● **WHAT IS REQUIRED**:
Could you give back every record below exactly, leaving out the pictures?

● **THE RECORDS**:
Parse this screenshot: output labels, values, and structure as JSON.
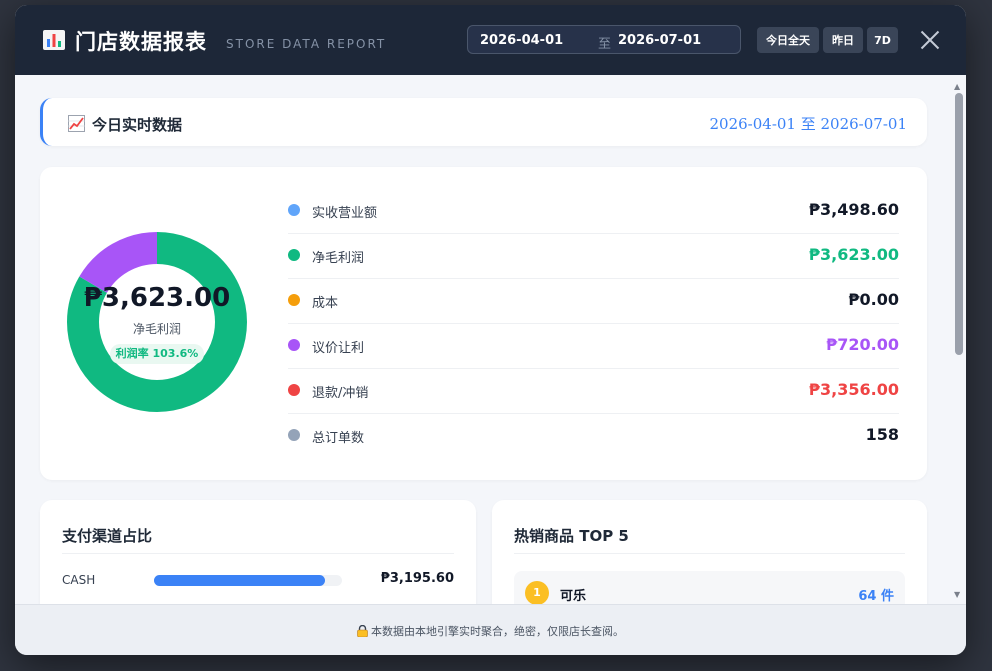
{
  "header": {
    "icon": "bar-chart-icon",
    "title": "门店数据报表",
    "subtitle": "STORE DATA REPORT",
    "date_start": "2026-04-01",
    "date_sep": "至",
    "date_end": "2026-07-01",
    "quick_buttons": [
      "今日全天",
      "昨日",
      "7D"
    ],
    "close_icon": "close-icon"
  },
  "banner": {
    "icon": "chart-increasing-icon",
    "title": "今日实时数据",
    "date_range": "2026-04-01 至 2026-07-01"
  },
  "summary": {
    "donut_value": "₱3,623.00",
    "donut_label": "净毛利润",
    "profit_rate": "利润率 103.6%",
    "donut_segments": [
      {
        "name": "净毛利润",
        "fraction": 0.834,
        "color": "#10b981"
      },
      {
        "name": "议价让利",
        "fraction": 0.166,
        "color": "#a855f7"
      }
    ],
    "stats": [
      {
        "label": "实收营业额",
        "value": "₱3,498.60",
        "dot_color": "#60a5fa",
        "value_color": "#111827"
      },
      {
        "label": "净毛利润",
        "value": "₱3,623.00",
        "dot_color": "#10b981",
        "value_color": "#10b981"
      },
      {
        "label": "成本",
        "value": "₱0.00",
        "dot_color": "#f59e0b",
        "value_color": "#111827"
      },
      {
        "label": "议价让利",
        "value": "₱720.00",
        "dot_color": "#a855f7",
        "value_color": "#a855f7"
      },
      {
        "label": "退款/冲销",
        "value": "₱3,356.00",
        "dot_color": "#ef4444",
        "value_color": "#ef4444"
      },
      {
        "label": "总订单数",
        "value": "158",
        "dot_color": "#94a3b8",
        "value_color": "#111827"
      }
    ]
  },
  "payment": {
    "title": "支付渠道占比",
    "channels": [
      {
        "name": "CASH",
        "share": 0.91,
        "amount": "₱3,195.60",
        "color": "#3b82f6"
      }
    ]
  },
  "hot_products": {
    "title": "热销商品 TOP 5",
    "items": [
      {
        "rank": "1",
        "name": "可乐",
        "qty": "64 件"
      }
    ]
  },
  "footer": {
    "icon": "lock-icon",
    "text": "本数据由本地引擎实时聚合，绝密，仅限店长查阅。"
  }
}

● **ANSWER FOR THIS EXERCISE**:
Parse this screenshot: output labels, values, and structure as JSON.
{
  "header": {
    "icon": "bar-chart-icon",
    "title": "门店数据报表",
    "subtitle": "STORE DATA REPORT",
    "date_start": "2026-04-01",
    "date_sep": "至",
    "date_end": "2026-07-01",
    "quick_buttons": [
      "今日全天",
      "昨日",
      "7D"
    ],
    "close_icon": "close-icon"
  },
  "banner": {
    "icon": "chart-increasing-icon",
    "title": "今日实时数据",
    "date_range": "2026-04-01 至 2026-07-01"
  },
  "summary": {
    "donut_value": "₱3,623.00",
    "donut_label": "净毛利润",
    "profit_rate": "利润率 103.6%",
    "donut_segments": [
      {
        "name": "净毛利润",
        "fraction": 0.834,
        "color": "#10b981"
      },
      {
        "name": "议价让利",
        "fraction": 0.166,
        "color": "#a855f7"
      }
    ],
    "stats": [
      {
        "label": "实收营业额",
        "value": "₱3,498.60",
        "dot_color": "#60a5fa",
        "value_color": "#111827"
      },
      {
        "label": "净毛利润",
        "value": "₱3,623.00",
        "dot_color": "#10b981",
        "value_color": "#10b981"
      },
      {
        "label": "成本",
        "value": "₱0.00",
        "dot_color": "#f59e0b",
        "value_color": "#111827"
      },
      {
        "label": "议价让利",
        "value": "₱720.00",
        "dot_color": "#a855f7",
        "value_color": "#a855f7"
      },
      {
        "label": "退款/冲销",
        "value": "₱3,356.00",
        "dot_color": "#ef4444",
        "value_color": "#ef4444"
      },
      {
        "label": "总订单数",
        "value": "158",
        "dot_color": "#94a3b8",
        "value_color": "#111827"
      }
    ]
  },
  "payment": {
    "title": "支付渠道占比",
    "channels": [
      {
        "name": "CASH",
        "share": 0.91,
        "amount": "₱3,195.60",
        "color": "#3b82f6"
      }
    ]
  },
  "hot_products": {
    "title": "热销商品 TOP 5",
    "items": [
      {
        "rank": "1",
        "name": "可乐",
        "qty": "64 件"
      }
    ]
  },
  "footer": {
    "icon": "lock-icon",
    "text": "本数据由本地引擎实时聚合，绝密，仅限店长查阅。"
  }
}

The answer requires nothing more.